Your goal.
When scanning the data, count every line with "SPECIFICITY" in it, and report only the resulting number.

[Items from an interface collection]
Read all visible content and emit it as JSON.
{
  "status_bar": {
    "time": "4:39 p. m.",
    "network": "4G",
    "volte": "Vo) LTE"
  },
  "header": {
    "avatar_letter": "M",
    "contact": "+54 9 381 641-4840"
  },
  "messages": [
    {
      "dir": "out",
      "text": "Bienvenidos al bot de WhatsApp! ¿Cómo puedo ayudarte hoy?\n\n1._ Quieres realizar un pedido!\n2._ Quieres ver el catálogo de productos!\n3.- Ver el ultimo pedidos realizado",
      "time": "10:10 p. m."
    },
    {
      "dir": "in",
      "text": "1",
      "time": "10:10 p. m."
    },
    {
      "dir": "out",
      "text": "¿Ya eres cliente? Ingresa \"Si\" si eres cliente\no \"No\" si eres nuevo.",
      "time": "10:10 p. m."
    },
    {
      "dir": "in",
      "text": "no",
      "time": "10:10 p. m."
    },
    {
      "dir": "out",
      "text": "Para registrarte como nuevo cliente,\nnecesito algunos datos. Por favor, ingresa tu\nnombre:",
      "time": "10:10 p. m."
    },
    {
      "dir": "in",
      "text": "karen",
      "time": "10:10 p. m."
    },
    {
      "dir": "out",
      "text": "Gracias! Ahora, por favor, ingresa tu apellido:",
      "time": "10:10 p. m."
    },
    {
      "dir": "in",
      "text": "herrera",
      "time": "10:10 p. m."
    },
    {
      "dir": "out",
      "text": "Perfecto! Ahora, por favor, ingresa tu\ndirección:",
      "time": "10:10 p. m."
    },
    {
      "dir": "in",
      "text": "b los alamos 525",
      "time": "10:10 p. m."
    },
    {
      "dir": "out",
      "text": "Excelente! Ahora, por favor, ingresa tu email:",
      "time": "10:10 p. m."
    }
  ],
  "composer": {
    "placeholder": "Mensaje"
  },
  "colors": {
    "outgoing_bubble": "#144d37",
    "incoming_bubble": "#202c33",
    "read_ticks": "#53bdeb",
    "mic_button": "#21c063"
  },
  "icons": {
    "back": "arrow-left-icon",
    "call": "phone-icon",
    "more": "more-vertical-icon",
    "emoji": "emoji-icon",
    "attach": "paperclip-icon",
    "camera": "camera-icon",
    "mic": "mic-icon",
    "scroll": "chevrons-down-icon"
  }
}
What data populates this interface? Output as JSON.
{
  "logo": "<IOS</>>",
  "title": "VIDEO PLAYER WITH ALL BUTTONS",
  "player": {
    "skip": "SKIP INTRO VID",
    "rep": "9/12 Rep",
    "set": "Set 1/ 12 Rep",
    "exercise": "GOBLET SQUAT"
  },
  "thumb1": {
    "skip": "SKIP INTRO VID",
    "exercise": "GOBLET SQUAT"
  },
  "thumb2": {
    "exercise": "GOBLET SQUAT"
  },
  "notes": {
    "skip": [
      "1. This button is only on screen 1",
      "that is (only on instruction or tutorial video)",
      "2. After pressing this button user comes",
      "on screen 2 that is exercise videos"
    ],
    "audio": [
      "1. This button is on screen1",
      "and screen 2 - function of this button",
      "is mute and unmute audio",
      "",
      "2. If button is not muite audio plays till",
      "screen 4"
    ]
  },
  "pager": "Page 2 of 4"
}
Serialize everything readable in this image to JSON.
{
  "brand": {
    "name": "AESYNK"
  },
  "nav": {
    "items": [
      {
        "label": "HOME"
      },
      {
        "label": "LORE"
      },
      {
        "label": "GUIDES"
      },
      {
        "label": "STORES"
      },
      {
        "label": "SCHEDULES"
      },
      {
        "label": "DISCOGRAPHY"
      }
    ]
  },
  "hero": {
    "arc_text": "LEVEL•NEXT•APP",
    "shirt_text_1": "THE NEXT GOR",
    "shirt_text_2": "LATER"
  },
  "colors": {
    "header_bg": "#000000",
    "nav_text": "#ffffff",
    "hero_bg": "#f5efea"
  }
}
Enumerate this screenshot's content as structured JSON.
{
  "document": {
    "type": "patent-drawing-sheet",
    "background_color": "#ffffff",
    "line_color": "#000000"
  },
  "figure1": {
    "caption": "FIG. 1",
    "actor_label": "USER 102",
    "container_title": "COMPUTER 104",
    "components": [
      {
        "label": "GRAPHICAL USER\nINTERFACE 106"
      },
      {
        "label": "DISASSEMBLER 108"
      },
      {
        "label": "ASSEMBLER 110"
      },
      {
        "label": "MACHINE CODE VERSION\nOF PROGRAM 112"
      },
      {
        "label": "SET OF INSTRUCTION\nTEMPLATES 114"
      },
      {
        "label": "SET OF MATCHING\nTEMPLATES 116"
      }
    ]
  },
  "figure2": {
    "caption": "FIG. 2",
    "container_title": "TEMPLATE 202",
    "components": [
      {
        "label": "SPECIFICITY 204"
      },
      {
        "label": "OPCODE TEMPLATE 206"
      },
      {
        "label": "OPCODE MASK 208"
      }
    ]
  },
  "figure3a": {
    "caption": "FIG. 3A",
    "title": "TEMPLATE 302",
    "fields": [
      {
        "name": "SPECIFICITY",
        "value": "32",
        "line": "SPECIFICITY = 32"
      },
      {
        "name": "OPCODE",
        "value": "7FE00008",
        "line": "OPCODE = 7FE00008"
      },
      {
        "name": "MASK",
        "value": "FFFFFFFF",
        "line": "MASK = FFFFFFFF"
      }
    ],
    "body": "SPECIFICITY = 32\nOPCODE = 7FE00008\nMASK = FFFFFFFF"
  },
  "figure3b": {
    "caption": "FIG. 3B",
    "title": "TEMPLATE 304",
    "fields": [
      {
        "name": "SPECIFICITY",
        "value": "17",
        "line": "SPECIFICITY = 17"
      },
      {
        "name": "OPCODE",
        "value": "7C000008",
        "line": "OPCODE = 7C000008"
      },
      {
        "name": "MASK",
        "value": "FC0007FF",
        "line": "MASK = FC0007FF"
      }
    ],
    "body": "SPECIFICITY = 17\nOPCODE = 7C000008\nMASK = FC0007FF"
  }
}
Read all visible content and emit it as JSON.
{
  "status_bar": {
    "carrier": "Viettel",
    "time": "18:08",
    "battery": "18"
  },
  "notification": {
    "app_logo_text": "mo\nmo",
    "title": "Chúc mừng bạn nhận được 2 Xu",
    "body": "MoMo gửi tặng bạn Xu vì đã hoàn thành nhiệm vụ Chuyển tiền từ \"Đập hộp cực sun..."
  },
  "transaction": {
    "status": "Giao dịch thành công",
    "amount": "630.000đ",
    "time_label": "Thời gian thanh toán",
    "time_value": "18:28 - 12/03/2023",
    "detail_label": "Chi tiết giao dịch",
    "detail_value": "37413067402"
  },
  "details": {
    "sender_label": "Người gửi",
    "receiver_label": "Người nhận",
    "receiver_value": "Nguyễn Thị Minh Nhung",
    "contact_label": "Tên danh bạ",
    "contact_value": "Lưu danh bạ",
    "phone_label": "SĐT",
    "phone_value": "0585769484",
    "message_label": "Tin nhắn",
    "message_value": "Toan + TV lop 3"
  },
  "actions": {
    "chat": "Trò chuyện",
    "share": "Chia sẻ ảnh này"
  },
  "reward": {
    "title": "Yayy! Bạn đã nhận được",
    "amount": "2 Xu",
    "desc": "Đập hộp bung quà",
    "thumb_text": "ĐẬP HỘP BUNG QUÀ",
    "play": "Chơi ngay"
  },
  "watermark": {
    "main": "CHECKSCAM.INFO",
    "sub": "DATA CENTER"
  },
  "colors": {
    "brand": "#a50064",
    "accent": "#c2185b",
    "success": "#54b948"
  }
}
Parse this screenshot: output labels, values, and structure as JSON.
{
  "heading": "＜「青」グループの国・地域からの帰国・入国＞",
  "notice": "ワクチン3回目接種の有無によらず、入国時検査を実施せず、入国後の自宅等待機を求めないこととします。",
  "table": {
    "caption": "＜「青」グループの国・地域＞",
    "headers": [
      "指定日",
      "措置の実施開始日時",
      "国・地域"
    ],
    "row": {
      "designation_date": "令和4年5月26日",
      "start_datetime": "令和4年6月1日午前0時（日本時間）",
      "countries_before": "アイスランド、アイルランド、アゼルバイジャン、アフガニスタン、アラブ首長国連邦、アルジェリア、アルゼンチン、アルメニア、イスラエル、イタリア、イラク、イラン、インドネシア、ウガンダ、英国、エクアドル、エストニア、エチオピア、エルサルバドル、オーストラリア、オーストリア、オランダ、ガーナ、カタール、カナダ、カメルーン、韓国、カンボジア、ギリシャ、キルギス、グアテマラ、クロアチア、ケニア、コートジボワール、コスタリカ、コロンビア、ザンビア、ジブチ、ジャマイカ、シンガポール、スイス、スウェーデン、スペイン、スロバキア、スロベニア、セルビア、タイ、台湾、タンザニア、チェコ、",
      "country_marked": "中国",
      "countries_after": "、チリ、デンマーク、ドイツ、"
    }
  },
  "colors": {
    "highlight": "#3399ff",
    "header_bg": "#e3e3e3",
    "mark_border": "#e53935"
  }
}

Answer to the exercise.
7